All of these accomplishments and many more would not have been possible without the hundreds of volunteers who assisted me with my medical routine and, in most cases, went with me to meals in university dining halls which were nearly as difficult for me to navigate alone as my medical protocol has been. Many help me overcome the barriers to easy and effective travel that I face. A similar network of paid helpers ran the volunteer system and made sure all my readings were available to me either via scanning or, later, downloads from the internet.
My ability to network with others and find win-win solutions to complex problems has made it possible for me to help launch the Wisconsin Institute for Discovery, a $150 million research center at the University of Wisconsin-Madison, create inexpensive programs that have helped hundreds of patients; teach thousands of health professions students about how people manage chronic health conditions at home and work—thereby helping them become more effective in their careers, help innumerable students move toward getting into college and health professions school; and mentor hundreds of current and future professionals working in fields ranging from scientific research and transportation policy, to business and professional athletics.
I have also come to greatly enjoy helping institutions make their websites and facilities accessible to the blind with a particular focus on how they can make their information and viewpoints as easy as possible to discover for people with all kinds of reading challenges.
WHY I HELP OTHER PEOPLE DO GREAT THINGS
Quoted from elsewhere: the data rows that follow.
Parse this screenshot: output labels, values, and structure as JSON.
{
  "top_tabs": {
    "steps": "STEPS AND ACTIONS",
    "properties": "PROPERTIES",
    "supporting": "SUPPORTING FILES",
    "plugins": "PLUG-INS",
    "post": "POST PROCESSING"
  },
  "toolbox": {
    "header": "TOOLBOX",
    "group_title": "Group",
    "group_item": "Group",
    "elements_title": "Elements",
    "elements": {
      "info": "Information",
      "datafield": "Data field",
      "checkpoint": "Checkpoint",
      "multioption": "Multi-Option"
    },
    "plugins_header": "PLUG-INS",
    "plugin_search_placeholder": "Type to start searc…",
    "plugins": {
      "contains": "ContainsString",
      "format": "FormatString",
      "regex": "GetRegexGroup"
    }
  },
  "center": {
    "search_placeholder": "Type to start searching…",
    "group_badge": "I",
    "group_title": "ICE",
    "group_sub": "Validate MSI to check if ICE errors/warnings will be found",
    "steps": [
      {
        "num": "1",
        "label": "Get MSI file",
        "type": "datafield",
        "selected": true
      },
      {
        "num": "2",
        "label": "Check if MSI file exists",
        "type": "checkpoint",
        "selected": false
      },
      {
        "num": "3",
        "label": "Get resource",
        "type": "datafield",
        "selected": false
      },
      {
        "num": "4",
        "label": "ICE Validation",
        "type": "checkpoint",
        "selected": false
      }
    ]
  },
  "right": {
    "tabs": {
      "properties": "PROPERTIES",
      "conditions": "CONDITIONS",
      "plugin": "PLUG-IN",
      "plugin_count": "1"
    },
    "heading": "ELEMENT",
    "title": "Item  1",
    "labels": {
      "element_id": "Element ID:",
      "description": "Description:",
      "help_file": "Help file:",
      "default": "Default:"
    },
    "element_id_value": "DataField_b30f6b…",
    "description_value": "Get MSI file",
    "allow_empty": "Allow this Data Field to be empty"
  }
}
I deeply believe in helping other people do great things. So many have done this for me. If I can help others, I feel I’m giving back and hopefully making the world a little better. This is the heart of the talks I give today and the reason for the networking I encourage people to do immediately after I’m done speaking. I also spend a lot of time helping people in my ever-growing network connect to each other—and to people I meet either at my talks or online via my social media and various email lists I follow. Whatever the method, bringing people together to help others feels so great and makes our world a little better and stronger. Please join me in this effort either at one of my talks or via connecting with me on social media or through the options I have on my website.